“Digital development is currently facing many hurdles, primarily Russia’s war of aggression in Ukraine,” says Viola. According to Viola, positive changes in society are not possible without developments in technology. “Technology and environmental protection must therefore go hand in hand.”

Viola emphasizes the European technology model, which, unlike in the USA or China, focuses on the benefits for the population. At the same time, according to Viola, it is also the best structured in the world.

“Soon we will move from web 2.0 to web 3.0, where content can be viewed in 3D […] Europe has the best opportunities to make the transition from 2.0 to 3.0 and, in the more distant future, to 4.0.”

“Cooperation is extremely important for technological developments and I think that cooperation is at the heart of the EU”.

2:17 p.m .: Now BMW boss Oliver Zipse enters the stage. “Beyond Now, for me as CEO, that means thinking about the future.” And further: “BMW alone employs more than 8,000 IT engineers”. Most of the features in a car are not important. It’s about who delivers the best emotional experience.

“We are entering a whole new era,” says Zipse. He emphasizes the aspect of sustainability. “Our resources are limited.” A car manufacturer like BMW has to stick to the 1.5 degree target. Taking all factors into account, it is currently still at 1.6 degrees. In addition to the pure electric car, they also want to rely on hydrogen technology. The main focus here is on the interaction between electrification and hydrogen.

In addition to an electric infrastructure, BMW also wants to create a hydrogen infrastructure, according to CEO Zipse. “We started research in the field of hydrogen 17 years ago.” In research in the field of fuel cell technology, partnerships have been concluded with Toyota. “It’s not just about the development of vehicles, but also about optimizing the entire production chain.” And further: “There is huge potential in green hydrogen.”

2:05 p.m .: Steffi Czerny now welcomes Dr. Florian Herrmann, Head of the State Chancellery and Minister of State for Federal Affairs and Media. Unfortunately, Markus Söder was unable to attend the keynote.

“Bavaria is the most important address for media companies with many successes in various areas: for example in the film or games industry.” “Innovation requires courage to have visions. So we believe we will continue to find partners in the technology space.”

1:34 p.m .: Here we go! Steffi Czerny, Florian Haller (Serviceplan Group) and DLD Chairman Yossi Vardi enter the stage to greet the guests and participants. The motto this year: “Beyond NOW”.

Czerny explains the motto: The situation worldwide is currently characterized by unrest.

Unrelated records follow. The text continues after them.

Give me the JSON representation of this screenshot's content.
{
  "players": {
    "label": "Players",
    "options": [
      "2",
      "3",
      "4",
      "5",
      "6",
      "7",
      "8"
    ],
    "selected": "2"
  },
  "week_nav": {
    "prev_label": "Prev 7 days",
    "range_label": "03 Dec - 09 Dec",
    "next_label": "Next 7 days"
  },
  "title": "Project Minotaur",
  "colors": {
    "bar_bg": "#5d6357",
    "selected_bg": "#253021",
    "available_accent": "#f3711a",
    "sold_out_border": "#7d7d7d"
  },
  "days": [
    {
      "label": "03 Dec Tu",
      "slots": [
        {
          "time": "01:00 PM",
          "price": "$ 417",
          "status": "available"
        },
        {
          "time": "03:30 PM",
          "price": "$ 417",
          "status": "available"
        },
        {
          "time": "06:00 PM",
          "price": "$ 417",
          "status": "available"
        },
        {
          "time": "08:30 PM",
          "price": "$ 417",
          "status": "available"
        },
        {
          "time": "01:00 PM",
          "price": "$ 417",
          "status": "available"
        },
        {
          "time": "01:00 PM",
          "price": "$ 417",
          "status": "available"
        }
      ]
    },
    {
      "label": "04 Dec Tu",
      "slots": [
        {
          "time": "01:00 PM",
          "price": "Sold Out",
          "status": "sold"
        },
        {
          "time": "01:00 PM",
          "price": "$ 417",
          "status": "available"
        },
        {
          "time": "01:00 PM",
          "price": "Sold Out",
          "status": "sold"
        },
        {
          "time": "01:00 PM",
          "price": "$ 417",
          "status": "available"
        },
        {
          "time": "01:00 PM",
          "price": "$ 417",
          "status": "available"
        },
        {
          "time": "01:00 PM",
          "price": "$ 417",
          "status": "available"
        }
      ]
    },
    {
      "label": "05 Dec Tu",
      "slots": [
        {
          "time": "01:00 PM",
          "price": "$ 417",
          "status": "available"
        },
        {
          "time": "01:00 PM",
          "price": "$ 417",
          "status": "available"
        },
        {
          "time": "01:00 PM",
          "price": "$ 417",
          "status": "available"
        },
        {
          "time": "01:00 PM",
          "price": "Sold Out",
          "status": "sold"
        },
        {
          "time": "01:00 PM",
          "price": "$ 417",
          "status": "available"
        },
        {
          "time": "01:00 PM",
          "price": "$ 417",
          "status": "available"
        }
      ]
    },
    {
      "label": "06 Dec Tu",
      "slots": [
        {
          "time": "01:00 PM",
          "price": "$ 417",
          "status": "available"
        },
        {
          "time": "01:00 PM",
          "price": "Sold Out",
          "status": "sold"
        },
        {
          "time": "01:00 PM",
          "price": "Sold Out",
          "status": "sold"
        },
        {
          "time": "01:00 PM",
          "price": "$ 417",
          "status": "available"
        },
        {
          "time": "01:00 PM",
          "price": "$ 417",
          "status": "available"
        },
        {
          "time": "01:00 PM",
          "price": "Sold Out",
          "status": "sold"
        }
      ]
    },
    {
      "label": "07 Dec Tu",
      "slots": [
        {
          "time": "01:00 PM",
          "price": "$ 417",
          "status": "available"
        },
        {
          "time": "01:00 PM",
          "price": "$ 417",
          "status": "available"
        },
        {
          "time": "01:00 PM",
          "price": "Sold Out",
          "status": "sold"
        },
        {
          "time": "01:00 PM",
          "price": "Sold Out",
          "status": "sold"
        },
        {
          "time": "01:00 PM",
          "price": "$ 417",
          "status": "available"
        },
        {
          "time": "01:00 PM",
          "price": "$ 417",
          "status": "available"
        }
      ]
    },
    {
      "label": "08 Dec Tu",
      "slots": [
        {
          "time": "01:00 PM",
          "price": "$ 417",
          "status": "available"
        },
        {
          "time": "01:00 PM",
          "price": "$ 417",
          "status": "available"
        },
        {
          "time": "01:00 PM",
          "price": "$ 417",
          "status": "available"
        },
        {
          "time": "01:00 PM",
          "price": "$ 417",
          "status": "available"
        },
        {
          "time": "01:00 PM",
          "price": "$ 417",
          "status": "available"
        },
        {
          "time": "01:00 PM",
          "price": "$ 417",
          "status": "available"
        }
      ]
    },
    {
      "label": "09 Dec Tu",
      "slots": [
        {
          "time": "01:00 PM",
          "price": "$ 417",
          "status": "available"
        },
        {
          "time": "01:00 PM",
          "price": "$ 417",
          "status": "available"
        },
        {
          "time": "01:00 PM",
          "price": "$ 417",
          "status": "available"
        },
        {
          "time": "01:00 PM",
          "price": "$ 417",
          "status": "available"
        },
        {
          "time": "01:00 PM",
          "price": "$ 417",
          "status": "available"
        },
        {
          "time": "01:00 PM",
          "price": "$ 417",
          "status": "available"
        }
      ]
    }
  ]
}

War, economic crises and internal conflicts dominate the talks. It is therefore important to look “beyond now” in order to talk about innovations, ideas and solutions to problems. “It’s more important to see the opportunities than the evils.”

Czerny continues: “We all have to adapt our habits in order to shake up the system and initiate changes and solutions.” “Dare to learn so that you can be surprised at what you can learn”.

“What is the most important technology of the year?” Czerny asks the audience. The unanimous answer: artificial intelligence! Therefore, many speakers will also deal with this topic this year.

Now Yossi Vardi also has his say and tells a little about the history of the DLD and some guests who were not yet known at the time, such as Mark Zuckerberg, Lady Gaga and various scientists from a wide range of fields.

At the end of the welcome, Florian Haller, the CEO of Serviceplan Group, comes onto the stage. He explains that this year’s DLD will be held in a new building, the “House of Communication” in Munich. He hopes that the new location will ensure a great, informative event as usual.

11.05 a.m .: After a three-year break, the digital conference DLD will take place again this year at the usual time. It starts at 1:30 p.m. when DLD co-founder and boss Steffi Czerny welcomes the participants. This is followed by lectures by Dr. Florian Herrmann, the CEO of BMW Markus Zipse or Peter Körte from Siemens. In the live ticker from FOCUS online you can read the most important things about the conference.